Problem details> Copy every line of the listing that holds the string "JSON".

Information>
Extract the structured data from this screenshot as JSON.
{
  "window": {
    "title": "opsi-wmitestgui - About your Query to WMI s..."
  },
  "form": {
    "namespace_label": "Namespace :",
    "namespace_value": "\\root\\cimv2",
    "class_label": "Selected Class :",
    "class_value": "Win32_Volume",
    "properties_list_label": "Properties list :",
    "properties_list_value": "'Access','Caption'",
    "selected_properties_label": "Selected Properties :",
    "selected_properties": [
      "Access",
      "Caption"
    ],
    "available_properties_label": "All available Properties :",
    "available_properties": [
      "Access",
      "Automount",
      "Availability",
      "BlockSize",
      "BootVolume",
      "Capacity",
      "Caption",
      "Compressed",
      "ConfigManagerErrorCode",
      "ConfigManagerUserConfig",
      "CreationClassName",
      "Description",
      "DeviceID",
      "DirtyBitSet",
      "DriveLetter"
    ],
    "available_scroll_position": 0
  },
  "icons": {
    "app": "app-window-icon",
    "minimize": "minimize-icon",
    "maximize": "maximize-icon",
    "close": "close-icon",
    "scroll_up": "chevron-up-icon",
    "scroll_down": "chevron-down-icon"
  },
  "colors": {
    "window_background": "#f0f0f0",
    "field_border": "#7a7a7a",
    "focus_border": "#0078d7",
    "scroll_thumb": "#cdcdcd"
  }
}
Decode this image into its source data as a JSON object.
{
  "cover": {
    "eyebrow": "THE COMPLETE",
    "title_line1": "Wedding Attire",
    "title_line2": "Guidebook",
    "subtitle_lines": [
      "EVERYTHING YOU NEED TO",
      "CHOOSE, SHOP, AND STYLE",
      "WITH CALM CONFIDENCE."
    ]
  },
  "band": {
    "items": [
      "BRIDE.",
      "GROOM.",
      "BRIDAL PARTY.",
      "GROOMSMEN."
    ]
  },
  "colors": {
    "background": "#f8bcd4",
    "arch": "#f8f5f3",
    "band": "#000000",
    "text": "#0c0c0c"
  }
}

Written response>
Extract the structured data from this screenshot as JSON.
Decode this image into its source data as a JSON object.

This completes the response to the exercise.